RECORDS PROVIDED —
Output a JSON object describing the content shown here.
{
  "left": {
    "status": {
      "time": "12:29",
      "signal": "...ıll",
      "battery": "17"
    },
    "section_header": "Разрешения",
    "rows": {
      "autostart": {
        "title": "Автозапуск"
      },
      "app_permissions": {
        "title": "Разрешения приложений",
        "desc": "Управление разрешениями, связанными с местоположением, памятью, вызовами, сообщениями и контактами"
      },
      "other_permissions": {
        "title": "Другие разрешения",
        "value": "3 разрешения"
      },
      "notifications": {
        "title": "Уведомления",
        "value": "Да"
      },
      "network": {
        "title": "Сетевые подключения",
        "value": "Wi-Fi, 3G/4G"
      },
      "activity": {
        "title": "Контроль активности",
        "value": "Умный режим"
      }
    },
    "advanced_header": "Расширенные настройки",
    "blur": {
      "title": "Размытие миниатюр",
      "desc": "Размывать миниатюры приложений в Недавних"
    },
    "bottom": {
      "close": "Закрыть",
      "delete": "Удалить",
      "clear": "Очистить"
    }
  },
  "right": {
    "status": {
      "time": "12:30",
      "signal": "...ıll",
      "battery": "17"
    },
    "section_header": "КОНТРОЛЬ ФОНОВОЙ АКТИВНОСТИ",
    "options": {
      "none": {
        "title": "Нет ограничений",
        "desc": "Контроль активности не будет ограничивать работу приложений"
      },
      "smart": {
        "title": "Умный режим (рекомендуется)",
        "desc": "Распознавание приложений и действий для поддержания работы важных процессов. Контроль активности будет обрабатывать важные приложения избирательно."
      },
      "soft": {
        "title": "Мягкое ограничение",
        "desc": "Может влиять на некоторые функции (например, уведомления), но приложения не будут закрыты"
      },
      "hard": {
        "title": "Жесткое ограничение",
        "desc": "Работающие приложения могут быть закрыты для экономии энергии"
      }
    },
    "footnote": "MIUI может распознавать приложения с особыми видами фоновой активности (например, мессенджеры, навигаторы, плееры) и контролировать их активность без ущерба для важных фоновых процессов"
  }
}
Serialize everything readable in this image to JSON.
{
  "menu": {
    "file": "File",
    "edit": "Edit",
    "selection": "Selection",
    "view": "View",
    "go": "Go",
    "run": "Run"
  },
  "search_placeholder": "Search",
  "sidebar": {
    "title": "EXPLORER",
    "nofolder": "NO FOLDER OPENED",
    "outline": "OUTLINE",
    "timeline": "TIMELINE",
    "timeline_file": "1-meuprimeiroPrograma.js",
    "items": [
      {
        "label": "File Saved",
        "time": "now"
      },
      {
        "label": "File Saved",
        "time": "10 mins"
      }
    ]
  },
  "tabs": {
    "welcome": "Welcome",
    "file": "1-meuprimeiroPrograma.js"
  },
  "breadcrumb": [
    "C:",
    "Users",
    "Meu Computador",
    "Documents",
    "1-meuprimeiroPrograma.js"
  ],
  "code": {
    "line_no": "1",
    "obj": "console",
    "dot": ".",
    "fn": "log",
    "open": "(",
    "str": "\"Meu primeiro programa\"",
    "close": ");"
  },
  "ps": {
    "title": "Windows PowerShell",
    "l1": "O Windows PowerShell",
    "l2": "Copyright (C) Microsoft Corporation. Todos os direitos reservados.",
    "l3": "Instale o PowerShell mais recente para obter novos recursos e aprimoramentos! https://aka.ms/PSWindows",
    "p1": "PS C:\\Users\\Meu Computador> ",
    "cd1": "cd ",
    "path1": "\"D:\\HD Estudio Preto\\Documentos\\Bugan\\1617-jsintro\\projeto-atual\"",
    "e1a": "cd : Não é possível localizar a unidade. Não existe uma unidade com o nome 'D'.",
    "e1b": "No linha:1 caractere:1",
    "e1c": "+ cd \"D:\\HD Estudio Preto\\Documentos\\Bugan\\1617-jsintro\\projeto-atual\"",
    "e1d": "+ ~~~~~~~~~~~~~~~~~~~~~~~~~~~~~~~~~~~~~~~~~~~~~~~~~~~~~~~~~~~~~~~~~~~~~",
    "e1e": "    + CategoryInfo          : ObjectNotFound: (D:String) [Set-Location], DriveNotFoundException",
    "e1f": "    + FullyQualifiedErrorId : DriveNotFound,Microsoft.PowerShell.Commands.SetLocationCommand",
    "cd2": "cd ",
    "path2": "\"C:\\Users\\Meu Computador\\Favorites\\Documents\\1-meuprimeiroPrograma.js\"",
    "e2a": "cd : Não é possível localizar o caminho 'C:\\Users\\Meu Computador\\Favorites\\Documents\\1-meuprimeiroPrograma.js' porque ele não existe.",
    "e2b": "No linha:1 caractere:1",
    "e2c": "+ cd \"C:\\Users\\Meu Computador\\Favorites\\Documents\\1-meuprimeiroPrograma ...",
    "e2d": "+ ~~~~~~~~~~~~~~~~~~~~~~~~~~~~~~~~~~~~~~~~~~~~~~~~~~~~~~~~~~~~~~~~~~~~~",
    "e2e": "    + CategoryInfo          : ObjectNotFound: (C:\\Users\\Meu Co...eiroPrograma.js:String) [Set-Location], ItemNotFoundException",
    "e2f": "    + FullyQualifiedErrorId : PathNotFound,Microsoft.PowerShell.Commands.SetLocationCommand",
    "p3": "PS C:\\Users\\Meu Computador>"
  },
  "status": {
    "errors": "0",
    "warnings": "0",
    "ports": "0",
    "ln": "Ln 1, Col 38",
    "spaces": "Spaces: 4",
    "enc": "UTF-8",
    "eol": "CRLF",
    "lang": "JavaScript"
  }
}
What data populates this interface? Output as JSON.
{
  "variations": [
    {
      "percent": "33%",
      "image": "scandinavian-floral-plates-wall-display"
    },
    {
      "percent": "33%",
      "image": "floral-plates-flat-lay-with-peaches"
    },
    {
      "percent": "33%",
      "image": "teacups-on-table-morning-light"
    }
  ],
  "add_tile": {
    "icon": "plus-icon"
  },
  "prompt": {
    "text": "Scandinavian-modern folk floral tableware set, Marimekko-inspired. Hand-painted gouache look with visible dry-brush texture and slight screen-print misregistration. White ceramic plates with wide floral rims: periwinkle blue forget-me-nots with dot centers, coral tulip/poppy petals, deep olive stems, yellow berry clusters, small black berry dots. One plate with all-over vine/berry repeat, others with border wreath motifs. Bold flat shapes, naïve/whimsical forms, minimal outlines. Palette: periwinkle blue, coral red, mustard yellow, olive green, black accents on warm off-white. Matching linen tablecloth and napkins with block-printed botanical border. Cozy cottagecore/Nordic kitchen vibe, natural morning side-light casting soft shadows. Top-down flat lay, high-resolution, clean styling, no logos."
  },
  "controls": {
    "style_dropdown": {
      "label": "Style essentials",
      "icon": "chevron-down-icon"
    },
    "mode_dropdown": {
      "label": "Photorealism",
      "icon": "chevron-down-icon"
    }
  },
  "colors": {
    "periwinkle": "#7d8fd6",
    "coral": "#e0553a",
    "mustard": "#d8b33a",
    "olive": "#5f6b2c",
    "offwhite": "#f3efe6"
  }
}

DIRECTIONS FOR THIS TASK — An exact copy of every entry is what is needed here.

RESULT OF THIS EXERCISE —
Output a JSON object describing the content shown here.
{
  "left": {
    "status": {
      "time": "12:29",
      "signal": "...ıll",
      "battery": "17"
    },
    "section_header": "Разрешения",
    "rows": {
      "autostart": {
        "title": "Автозапуск"
      },
      "app_permissions": {
        "title": "Разрешения приложений",
        "desc": "Управление разрешениями, связанными с местоположением, памятью, вызовами, сообщениями и контактами"
      },
      "other_permissions": {
        "title": "Другие разрешения",
        "value": "3 разрешения"
      },
      "notifications": {
        "title": "Уведомления",
        "value": "Да"
      },
      "network": {
        "title": "Сетевые подключения",
        "value": "Wi-Fi, 3G/4G"
      },
      "activity": {
        "title": "Контроль активности",
        "value": "Умный режим"
      }
    },
    "advanced_header": "Расширенные настройки",
    "blur": {
      "title": "Размытие миниатюр",
      "desc": "Размывать миниатюры приложений в Недавних"
    },
    "bottom": {
      "close": "Закрыть",
      "delete": "Удалить",
      "clear": "Очистить"
    }
  },
  "right": {
    "status": {
      "time": "12:30",
      "signal": "...ıll",
      "battery": "17"
    },
    "section_header": "КОНТРОЛЬ ФОНОВОЙ АКТИВНОСТИ",
    "options": {
      "none": {
        "title": "Нет ограничений",
        "desc": "Контроль активности не будет ограничивать работу приложений"
      },
      "smart": {
        "title": "Умный режим (рекомендуется)",
        "desc": "Распознавание приложений и действий для поддержания работы важных процессов. Контроль активности будет обрабатывать важные приложения избирательно."
      },
      "soft": {
        "title": "Мягкое ограничение",
        "desc": "Может влиять на некоторые функции (например, уведомления), но приложения не будут закрыты"
      },
      "hard": {
        "title": "Жесткое ограничение",
        "desc": "Работающие приложения могут быть закрыты для экономии энергии"
      }
    },
    "footnote": "MIUI может распознавать приложения с особыми видами фоновой активности (например, мессенджеры, навигаторы, плееры) и контролировать их активность без ущерба для важных фоновых процессов"
  }
}
Serialize everything readable in this image to JSON.
{
  "menu": {
    "file": "File",
    "edit": "Edit",
    "selection": "Selection",
    "view": "View",
    "go": "Go",
    "run": "Run"
  },
  "search_placeholder": "Search",
  "sidebar": {
    "title": "EXPLORER",
    "nofolder": "NO FOLDER OPENED",
    "outline": "OUTLINE",
    "timeline": "TIMELINE",
    "timeline_file": "1-meuprimeiroPrograma.js",
    "items": [
      {
        "label": "File Saved",
        "time": "now"
      },
      {
        "label": "File Saved",
        "time": "10 mins"
      }
    ]
  },
  "tabs": {
    "welcome": "Welcome",
    "file": "1-meuprimeiroPrograma.js"
  },
  "breadcrumb": [
    "C:",
    "Users",
    "Meu Computador",
    "Documents",
    "1-meuprimeiroPrograma.js"
  ],
  "code": {
    "line_no": "1",
    "obj": "console",
    "dot": ".",
    "fn": "log",
    "open": "(",
    "str": "\"Meu primeiro programa\"",
    "close": ");"
  },
  "ps": {
    "title": "Windows PowerShell",
    "l1": "O Windows PowerShell",
    "l2": "Copyright (C) Microsoft Corporation. Todos os direitos reservados.",
    "l3": "Instale o PowerShell mais recente para obter novos recursos e aprimoramentos! https://aka.ms/PSWindows",
    "p1": "PS C:\\Users\\Meu Computador> ",
    "cd1": "cd ",
    "path1": "\"D:\\HD Estudio Preto\\Documentos\\Bugan\\1617-jsintro\\projeto-atual\"",
    "e1a": "cd : Não é possível localizar a unidade. Não existe uma unidade com o nome 'D'.",
    "e1b": "No linha:1 caractere:1",
    "e1c": "+ cd \"D:\\HD Estudio Preto\\Documentos\\Bugan\\1617-jsintro\\projeto-atual\"",
    "e1d": "+ ~~~~~~~~~~~~~~~~~~~~~~~~~~~~~~~~~~~~~~~~~~~~~~~~~~~~~~~~~~~~~~~~~~~~~",
    "e1e": "    + CategoryInfo          : ObjectNotFound: (D:String) [Set-Location], DriveNotFoundException",
    "e1f": "    + FullyQualifiedErrorId : DriveNotFound,Microsoft.PowerShell.Commands.SetLocationCommand",
    "cd2": "cd ",
    "path2": "\"C:\\Users\\Meu Computador\\Favorites\\Documents\\1-meuprimeiroPrograma.js\"",
    "e2a": "cd : Não é possível localizar o caminho 'C:\\Users\\Meu Computador\\Favorites\\Documents\\1-meuprimeiroPrograma.js' porque ele não existe.",
    "e2b": "No linha:1 caractere:1",
    "e2c": "+ cd \"C:\\Users\\Meu Computador\\Favorites\\Documents\\1-meuprimeiroPrograma ...",
    "e2d": "+ ~~~~~~~~~~~~~~~~~~~~~~~~~~~~~~~~~~~~~~~~~~~~~~~~~~~~~~~~~~~~~~~~~~~~~",
    "e2e": "    + CategoryInfo          : ObjectNotFound: (C:\\Users\\Meu Co...eiroPrograma.js:String) [Set-Location], ItemNotFoundException",
    "e2f": "    + FullyQualifiedErrorId : PathNotFound,Microsoft.PowerShell.Commands.SetLocationCommand",
    "p3": "PS C:\\Users\\Meu Computador>"
  },
  "status": {
    "errors": "0",
    "warnings": "0",
    "ports": "0",
    "ln": "Ln 1, Col 38",
    "spaces": "Spaces: 4",
    "enc": "UTF-8",
    "eol": "CRLF",
    "lang": "JavaScript"
  }
}
What data populates this interface? Output as JSON.
{
  "variations": [
    {
      "percent": "33%",
      "image": "scandinavian-floral-plates-wall-display"
    },
    {
      "percent": "33%",
      "image": "floral-plates-flat-lay-with-peaches"
    },
    {
      "percent": "33%",
      "image": "teacups-on-table-morning-light"
    }
  ],
  "add_tile": {
    "icon": "plus-icon"
  },
  "prompt": {
    "text": "Scandinavian-modern folk floral tableware set, Marimekko-inspired. Hand-painted gouache look with visible dry-brush texture and slight screen-print misregistration. White ceramic plates with wide floral rims: periwinkle blue forget-me-nots with dot centers, coral tulip/poppy petals, deep olive stems, yellow berry clusters, small black berry dots. One plate with all-over vine/berry repeat, others with border wreath motifs. Bold flat shapes, naïve/whimsical forms, minimal outlines. Palette: periwinkle blue, coral red, mustard yellow, olive green, black accents on warm off-white. Matching linen tablecloth and napkins with block-printed botanical border. Cozy cottagecore/Nordic kitchen vibe, natural morning side-light casting soft shadows. Top-down flat lay, high-resolution, clean styling, no logos."
  },
  "controls": {
    "style_dropdown": {
      "label": "Style essentials",
      "icon": "chevron-down-icon"
    },
    "mode_dropdown": {
      "label": "Photorealism",
      "icon": "chevron-down-icon"
    }
  },
  "colors": {
    "periwinkle": "#7d8fd6",
    "coral": "#e0553a",
    "mustard": "#d8b33a",
    "olive": "#5f6b2c",
    "offwhite": "#f3efe6"
  }
}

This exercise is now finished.